Ti Jean hurried back home with his three baskets of silver and his empty barrel. He set the barrel on his porch and went into the house to weigh his silver. To his surprise, Ti Jean found one of the baskets on his scale was missing. He shrugged and stepped over to Jean Gran’s house where he borrowed one of his baskets. Back home, Ti Jean weighed all that silver straight away and, pleased with his profit, returned the basket to Jean Gran.
Almost immediately, Jean Gran noticed two pieces of silver that had gotten stuck in his basket. Curious, he ran over to Ti Jean’s.

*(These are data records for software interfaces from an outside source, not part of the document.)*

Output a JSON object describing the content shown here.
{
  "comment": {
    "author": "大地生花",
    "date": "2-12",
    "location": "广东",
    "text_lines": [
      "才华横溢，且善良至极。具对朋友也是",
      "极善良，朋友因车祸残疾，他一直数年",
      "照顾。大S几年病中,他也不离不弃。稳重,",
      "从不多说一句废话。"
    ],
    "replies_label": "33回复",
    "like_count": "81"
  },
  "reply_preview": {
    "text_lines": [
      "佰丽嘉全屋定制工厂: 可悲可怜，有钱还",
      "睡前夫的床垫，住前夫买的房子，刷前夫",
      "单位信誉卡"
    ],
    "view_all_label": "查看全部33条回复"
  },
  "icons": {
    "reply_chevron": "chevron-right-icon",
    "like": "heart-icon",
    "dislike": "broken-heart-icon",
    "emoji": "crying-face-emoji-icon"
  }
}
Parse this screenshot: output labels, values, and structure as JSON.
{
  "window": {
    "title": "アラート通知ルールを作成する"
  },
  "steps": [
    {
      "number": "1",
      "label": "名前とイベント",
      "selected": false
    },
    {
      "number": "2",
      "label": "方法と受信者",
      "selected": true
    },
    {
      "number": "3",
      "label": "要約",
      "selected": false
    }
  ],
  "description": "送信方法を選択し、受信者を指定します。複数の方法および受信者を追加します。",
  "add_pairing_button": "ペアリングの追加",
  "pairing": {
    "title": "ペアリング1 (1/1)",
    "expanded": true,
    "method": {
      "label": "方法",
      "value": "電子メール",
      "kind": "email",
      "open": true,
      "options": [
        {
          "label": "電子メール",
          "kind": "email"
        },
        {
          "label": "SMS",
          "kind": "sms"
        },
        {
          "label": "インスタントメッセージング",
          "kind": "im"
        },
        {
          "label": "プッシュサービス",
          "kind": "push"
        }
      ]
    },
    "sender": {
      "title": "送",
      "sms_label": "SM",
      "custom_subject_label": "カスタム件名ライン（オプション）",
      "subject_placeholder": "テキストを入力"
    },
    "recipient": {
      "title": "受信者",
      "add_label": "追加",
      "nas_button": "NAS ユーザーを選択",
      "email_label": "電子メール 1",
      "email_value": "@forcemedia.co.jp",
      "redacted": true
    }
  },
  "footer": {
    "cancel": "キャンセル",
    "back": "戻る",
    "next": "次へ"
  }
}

“Where you get this money?” Jean Gran asked.
“That’s just a couple of coins from the three baskets of silver I was paid,” Ti Jean replied. “Got it all for the hide of my horse. The one you killed.”
Jean Gran’s jaw dropped. “Three baskets of silver for the hide of that sorry nag? Why I could get twice that for my stallion’s hide, sure.” And without another word, Jean Gran went home, shot his stallion, skinned it and took the hide into town. He stood around the local smithy all the next day trying like nobody’s business to sell that hide, but no one would even make an offer. By supper time, Jean Gran was livid. He marched back to Ti Jean’s house and beat on the door until the little man appeared.
“Stop that racket,” Ti Jean said. “You wake up my Grandmother you wish you hadn’t.”
“You lied to me, Ti Jean.” Jean Gran threw the bloody hide at his neighbor’s feet. “No one would pay me a dime for this fine hide.”
“Well of course not. You have to cure the hide first. Man, you dumber than a hammer.”
“I’ll show you dumb.” Jean Gran pushed past Ti Jean. “I’ll kill your Grandmother and then we’ll be even.”
Before Ti Jean could protest further, Jean Gran did kill poor old Granny in her sleep. The big man picked up the woman and took her down to the dry goods store where he set her up in a chair by the stove. Then he went home, whistling.
Ti Jean came along to the store, as calm as you please, and asked the storekeeper for a glass of water. Then he glanced over and saw his Grandmother. “Why there’s my Granny asleep by your stove. How long she been here?”
“Don’t know,” said the storekeeper. “I was in back when she came in.”
“Huh,” Ti Jean said. “I wonder she might like a glass of water too.”
“Why not wake her up and ask her,” the storekeeper said.
“Oh no. Waking her up could frighten her right to death.”
“No such thing.” The storekeeper walked over to Ti Jean’s Grandmother and touched her shoulder. Sure enough, she keeled over like a dead woman, which is what she was. “Oh no!”
Ti Jean hurried over and, after looking at his Grandmother, he turned to the storekeeper. “I told you! You killed my Granny!”
“Don’t tell. Oh please don’t tell; I didn’t mean to. Look here, I’ll give you a basket of silver if you just don’t tell.”
Ti Jean looked from his Granny to the storekeeper and then he said: “Make it two baskets of silver and I won’t say nothing.”
So Ti Jean walked home with two baskets of silver. He wasn’t surprised to find Jean Gran on his porch looking smug. When the big man asked him if he found his Grandmother, Ti Jean said: “Oh sure, and I got two baskets of silver for her.” He went on into his house without another glance at his neighbor.
Now Jean Gran was really mad, and he spent all night thinking how much more his own Grandmother would be worth if he killed her and took her down to the dry goods store. The next morning he did just that, but the people at the dry goods store were so horrified by Jean Gran’s calls of “Who wants a dead woman?” that they sent for the law. Jean Gran had to run, and of course he ran straight to Ti Jean.
Despite the loss of his dear old Granny, Ti Jean is a very rich man now. But with the law involved, what will become of the two Jeans? We’ll find out next week when the story comes to its conclusion. Bon Samedi ~
Header: The Village Smithy by Jan Victores c 1650